April 7, 2016


The use of ultrasound is growing exponentially in critical care. It is well established its utility for cardiopulmonary evaluation, but its potential uses in the weaning process are not yet well defined.

This review performed by Mayo et al. (1) describes differing ultrasound possibilities that could help in the weaning process. The authors divided these options into four categories:

Cardiac function
Weaning may be considered an exercise requiring an elevation in cardiac index, oxygen demand and consumption (2). Some measures that could predict failure of an spontaneuous breathing trial (SBT) are: Left ventricle ejection fraction (LVEF) <40%, evaluation of diastolic funtion in the mitral diastolic inflow depending on the LVEF: if normal E/e’>12,if reduced E/A>2, cardiac output measured before and after a manouvre of passive leg raise without change.

Diaphragmatic function
We may measure the diaphragmatic excursion and the diaphragmatic muscle thickening during inspiration, also the thickening fraction (TF) is reported in most studies (3). During SBT: diaphragmatic excursion < 11mm, TF< 30% or bilateral absence of diaphragmatic excrusion may increase likelihood of failure.

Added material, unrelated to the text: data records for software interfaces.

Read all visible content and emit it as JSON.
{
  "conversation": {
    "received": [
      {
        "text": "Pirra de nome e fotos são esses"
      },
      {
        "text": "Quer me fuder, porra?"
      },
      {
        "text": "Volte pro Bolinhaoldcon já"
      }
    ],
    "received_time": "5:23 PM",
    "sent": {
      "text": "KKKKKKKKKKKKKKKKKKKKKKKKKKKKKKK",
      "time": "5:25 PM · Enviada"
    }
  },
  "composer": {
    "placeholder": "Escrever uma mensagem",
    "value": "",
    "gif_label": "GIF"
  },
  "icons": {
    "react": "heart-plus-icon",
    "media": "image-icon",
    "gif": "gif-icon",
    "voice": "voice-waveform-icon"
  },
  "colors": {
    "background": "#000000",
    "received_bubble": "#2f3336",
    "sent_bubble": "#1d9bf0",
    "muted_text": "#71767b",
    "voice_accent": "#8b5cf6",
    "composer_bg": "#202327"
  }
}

Pleural effusion
Pleural fluid drainage may not improve gas exchange or respiratory mechanics, despite large effusions that cause lobar atelectasis. Ultrasound can accurately estimate the volume of the effusion and can guide in its drainage. Authors suggest that a removal of a moderate and large effusion may increase the success of a SBT.

Lung aeration
Soummer et al. demostrated that lung ultrasound (LUS) predicts weaning failure with some accuracy and a LUS score has been validated. LUS score <13 increases the likelihood of success and > 17 increases the possibility of failure, while between 13 and 17 the effect is unknown (4). In spite of the fact that LUS score may be a little complicated to be done in our daily work, it is a useful bedside tool.

In conclusion, there is not a reliable tool to predict the success in the weaning process and in most cases, there is more than a single cause of failure. Ultrasound may help to diagnose and treat most of this causes. All this measures explained above can help to predict the success, despite not all of them has been validated. Future research is needed to determine the role of ultrasonography in the weaning process.

Article review submitted by Laura Galarza Barrachina on behalf of the NEXT committee.


(1)    Mayo P,   Volpicelli G,  Lerolle N,  Schreiber A, P. Doelken P,  Vieillard-Baron A. Ultrasonography evaluation during the weaning process: the heart, the diaphragm, the pelura and the lung. ICM 2016 DOI 10.1007/s00134-016-4245-3

(2)    De Backer D, El Haddad P, Preiser JC, Vincent JL (2000) Hemodynamic response to a successful weaning from mechanical ventilation after cardiovascular surgery. Intensive Care Med 26:1201–1206

(3)    Matamis D, Soilemezi E, Tsagourias M, Akoumianaki E, Dimassi S, Boroli F et al (2013) Sonographic evaluation of the diaphragm in critically ill patients. Technique and clinical applications. Intensive Care Med 39(5):801–810

(4)    Soummer A, Perbet S, Brisson H, Arbelot C, Constantin JM, Lu Q, Rouby JJ, The Lung Ultrasound Study Group (2012) Ultrasound assessment of lung aeration loss during a successful weaning trial predicts postextubation distress. Crit Care Med 40:2064–2072


Comment on this news